Years later, after earning my college degree, I was encouraged to attend Officer Training School where I graduated first in my class and was commissioned a 2nd Lieutenant in the USMC. Immediately, one of my senior officers, a captain, began a nonstop campaign of sexual harrassment. My supervisors, all men of course, informed me that he was wrong but that he was my superior officer and I could not even look at him disrespectfully when he made lewd comments. When his harassment grew more serious and I felt I was in physical danger, I resigned my commission. I loved my job and I was good at it, but it wasn't worth my life. I wrote a book about my experiences in the early 1980's. Editors responded by saying, "This is a good book and well-written, but we don't believe it. It may be true, but people won't believe it." Sigh. Now, thirty years later, some people would believe me -- but not the Men in Charge.
Those are just three of many many incidents. Each time, I learned that when I was reasonable, polite and "nice," the abuse continued.

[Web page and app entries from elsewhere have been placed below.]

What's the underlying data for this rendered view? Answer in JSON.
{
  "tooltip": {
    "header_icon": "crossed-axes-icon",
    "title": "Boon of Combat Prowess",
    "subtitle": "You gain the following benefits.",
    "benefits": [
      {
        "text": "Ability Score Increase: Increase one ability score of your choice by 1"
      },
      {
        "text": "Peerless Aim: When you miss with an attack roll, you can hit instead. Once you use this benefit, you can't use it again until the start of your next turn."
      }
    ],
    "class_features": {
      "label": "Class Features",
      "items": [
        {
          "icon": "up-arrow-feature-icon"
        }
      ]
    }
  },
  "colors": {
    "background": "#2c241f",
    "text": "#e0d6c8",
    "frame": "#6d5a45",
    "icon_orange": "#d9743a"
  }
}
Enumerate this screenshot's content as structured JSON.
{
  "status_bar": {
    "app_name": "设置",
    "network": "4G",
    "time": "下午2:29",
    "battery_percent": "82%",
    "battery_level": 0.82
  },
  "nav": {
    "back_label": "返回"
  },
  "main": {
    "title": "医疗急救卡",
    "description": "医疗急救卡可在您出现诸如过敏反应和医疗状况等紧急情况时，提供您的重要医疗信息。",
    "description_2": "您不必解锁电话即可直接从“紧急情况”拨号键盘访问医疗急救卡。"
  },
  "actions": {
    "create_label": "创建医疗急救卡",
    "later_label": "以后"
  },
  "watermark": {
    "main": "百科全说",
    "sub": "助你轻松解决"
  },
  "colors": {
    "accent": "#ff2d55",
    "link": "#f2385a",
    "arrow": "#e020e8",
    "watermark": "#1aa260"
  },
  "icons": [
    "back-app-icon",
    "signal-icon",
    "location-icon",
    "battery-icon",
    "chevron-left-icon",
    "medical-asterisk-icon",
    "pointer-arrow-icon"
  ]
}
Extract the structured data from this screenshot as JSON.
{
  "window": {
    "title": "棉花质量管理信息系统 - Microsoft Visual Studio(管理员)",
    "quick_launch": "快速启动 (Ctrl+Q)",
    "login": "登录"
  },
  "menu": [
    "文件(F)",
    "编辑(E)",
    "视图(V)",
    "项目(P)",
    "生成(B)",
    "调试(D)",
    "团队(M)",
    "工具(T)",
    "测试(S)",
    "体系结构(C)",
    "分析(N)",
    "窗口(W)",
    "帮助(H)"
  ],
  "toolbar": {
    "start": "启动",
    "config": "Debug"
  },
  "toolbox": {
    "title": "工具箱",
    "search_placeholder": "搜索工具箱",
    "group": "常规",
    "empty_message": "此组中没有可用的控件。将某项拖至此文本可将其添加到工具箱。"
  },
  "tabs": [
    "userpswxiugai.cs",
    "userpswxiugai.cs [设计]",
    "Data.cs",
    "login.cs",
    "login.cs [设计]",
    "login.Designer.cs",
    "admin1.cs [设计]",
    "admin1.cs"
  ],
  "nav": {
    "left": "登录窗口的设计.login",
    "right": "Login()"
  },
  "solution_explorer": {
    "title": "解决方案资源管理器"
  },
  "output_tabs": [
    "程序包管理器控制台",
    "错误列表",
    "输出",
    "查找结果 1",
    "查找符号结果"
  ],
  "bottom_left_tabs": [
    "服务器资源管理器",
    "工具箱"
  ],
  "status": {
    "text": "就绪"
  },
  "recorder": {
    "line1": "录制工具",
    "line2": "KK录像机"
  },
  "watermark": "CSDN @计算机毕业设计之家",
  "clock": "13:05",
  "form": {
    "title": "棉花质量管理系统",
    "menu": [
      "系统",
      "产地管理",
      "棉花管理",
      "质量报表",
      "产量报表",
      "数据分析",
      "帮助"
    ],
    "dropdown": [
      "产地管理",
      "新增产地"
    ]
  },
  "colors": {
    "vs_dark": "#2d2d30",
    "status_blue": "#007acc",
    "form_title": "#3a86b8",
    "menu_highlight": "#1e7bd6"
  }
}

But when I expressed outrage and justifiable anger, the bullies recognized the emotions - they were looking in the mirror. And so, I maintain that if Dr. Ford had arrived at the hearing and began by saying, "I am outraged and insulted by the treatment I have received at the hands of this committee and at the misogynistic remarks that have been made to news reporters about me in advance of my testimony. I have been prejudged and dismissed as someone whose voice is not important. But let me tell you that my voice is important and it will be heard...." And if she had shouted and demanded justice and asserted that unacceptable behavior would not longer be acceptable, things might have gone differently. Senator Harris might have stood up and applauded. Senator Corker might have nodded his head. And Mr. Hatch and Mr. Grassley and Mr. Graham (I won't call them Senators because they don't act senatorial) would have muttered, "Stupid bitch," but they would have taken her seriously.
As this is being written, Senator Flake has just demanded a one-week delay and an FBI investigation. His voice is important and he should be heard. My fingers are crossed that the Senate does the right thing. But, either way, my voice will not be silenced. And neither will the voices of all the "bitches" who will continue protesting and who will be voting in November.